Amid all this, pro-opposition media (e.g. The Syrian Observer) continue to obfuscate the involvement of Ahrar al-Sham in the battle for Azaz, referring vaguely to "Syrian opposition factions." In fact, it is a particular Turkish-backed Islamist faction that holds the town.
These are extremely grim developments. Even if the Arab-v-Kurdish divide-and-rule strategy has succeeded to the degree that few Arab partisans of the Syrian Revolution seem to care about Turkey's brutal counterinsurgency against Kurds within its own territory, it should be clear that Turkey is a dubious ally for the revolution—at best. Amnesty International this week reported that Turkey has denied entry to many injured Syrian refugees attempting to cross its border ahead of the regime advance on Aleppo's besieged capital. Tirana Hassan, crisis response director at AI, stated: "People we spoke to painted a tragic picture of the desperate situation for the civilians who remain trapped between daily air-strikes and dire humanitarian conditions. Turkey's highly selective practice is appalling—only severely injured people are allowed entry to seek medical treatment while everyone else fleeing the violence is left unprotected." (Jurist, Feb. 20)
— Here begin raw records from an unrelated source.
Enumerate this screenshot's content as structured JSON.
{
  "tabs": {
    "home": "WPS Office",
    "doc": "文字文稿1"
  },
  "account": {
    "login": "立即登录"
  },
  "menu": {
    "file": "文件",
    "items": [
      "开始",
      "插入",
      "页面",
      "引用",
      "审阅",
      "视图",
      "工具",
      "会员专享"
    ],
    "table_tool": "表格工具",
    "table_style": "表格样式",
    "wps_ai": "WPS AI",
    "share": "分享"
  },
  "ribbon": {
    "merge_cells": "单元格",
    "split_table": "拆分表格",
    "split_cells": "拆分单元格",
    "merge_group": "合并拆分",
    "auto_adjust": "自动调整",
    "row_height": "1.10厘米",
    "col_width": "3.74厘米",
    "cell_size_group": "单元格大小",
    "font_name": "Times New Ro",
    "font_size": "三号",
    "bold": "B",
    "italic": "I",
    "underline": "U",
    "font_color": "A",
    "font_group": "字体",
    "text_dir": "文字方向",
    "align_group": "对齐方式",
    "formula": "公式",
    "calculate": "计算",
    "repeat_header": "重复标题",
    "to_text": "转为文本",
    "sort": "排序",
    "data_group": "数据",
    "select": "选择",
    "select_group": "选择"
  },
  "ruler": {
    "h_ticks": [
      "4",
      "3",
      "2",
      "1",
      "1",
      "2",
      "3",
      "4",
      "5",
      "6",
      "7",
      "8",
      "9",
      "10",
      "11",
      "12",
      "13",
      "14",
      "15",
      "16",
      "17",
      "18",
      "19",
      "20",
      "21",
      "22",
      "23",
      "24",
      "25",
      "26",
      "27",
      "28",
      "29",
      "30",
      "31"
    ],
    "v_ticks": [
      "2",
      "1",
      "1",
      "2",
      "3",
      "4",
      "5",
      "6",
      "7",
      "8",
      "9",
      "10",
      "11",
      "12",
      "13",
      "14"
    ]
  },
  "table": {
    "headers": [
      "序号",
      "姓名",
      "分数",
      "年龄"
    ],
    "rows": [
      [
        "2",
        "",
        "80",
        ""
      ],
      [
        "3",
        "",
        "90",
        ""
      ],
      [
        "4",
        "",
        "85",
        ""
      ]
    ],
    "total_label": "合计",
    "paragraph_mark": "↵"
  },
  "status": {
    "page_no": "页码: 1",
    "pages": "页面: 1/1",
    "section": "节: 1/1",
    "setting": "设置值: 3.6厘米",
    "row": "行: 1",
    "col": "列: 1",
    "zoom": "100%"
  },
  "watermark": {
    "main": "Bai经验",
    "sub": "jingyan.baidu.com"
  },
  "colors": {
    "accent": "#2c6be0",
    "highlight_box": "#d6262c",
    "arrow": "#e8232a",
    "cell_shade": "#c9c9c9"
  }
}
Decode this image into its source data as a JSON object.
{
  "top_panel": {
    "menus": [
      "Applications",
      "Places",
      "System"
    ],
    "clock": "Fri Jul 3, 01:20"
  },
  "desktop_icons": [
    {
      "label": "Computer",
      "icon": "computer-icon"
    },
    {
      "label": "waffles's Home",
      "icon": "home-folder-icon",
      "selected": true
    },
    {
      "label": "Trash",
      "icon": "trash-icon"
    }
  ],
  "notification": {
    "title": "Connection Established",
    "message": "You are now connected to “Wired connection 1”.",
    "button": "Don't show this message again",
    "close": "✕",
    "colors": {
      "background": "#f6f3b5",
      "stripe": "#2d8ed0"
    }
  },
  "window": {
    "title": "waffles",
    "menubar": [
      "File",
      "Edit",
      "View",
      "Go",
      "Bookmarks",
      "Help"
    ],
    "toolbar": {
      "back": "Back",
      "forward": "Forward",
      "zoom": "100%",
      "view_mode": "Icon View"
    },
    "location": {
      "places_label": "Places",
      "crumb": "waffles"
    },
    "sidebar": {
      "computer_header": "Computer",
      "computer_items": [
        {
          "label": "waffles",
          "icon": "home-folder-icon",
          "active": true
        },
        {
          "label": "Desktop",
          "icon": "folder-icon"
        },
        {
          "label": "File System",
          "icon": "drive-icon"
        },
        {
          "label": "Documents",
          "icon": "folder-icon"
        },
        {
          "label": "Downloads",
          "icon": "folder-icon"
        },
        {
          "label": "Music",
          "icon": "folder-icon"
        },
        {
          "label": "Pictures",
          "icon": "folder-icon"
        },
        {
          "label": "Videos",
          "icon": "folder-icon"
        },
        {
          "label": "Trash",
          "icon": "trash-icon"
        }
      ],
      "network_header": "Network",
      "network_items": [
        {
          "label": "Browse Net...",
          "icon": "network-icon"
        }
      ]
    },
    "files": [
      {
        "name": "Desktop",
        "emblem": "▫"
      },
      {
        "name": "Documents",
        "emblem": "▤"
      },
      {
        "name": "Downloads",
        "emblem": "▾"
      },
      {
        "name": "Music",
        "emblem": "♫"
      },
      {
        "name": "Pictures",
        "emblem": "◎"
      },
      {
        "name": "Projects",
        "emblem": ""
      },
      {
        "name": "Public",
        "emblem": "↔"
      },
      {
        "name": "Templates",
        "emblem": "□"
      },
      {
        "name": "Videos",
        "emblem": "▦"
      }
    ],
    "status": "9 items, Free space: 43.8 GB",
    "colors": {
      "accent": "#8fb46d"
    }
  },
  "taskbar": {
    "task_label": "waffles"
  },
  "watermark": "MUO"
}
It should be equally clear to the Kurds that Russia, as the patron of Assad's Arab-chauvinist regime, is fundamentally no ally of theirs either. Just this month, the same regime envoy Bashar Jaafari who now boasts of his supposed alliance with Kurds, flatly rejected a federalist model for post-war Syria—meaning no more autonomy for Rojava if Assad manages to follow through on his promise to retake "the whole country."
And all this comes as Washington is now openly broaching the partition of Syria. John Kerry said this week: "Assad himself is going to have to make some real decisions about the formation of a transitional government process that is real…there are certainly plan B options being considered... It may be too late to keep it as a whole Syria if we wait much longer." (The Guardian, Feb. 23)
"Plan B" is clearly a balkanization of Syria—with the hideous implication of forced population transfers, ethnic war and interminable border disputes.
Let's try to avoid that, shall we?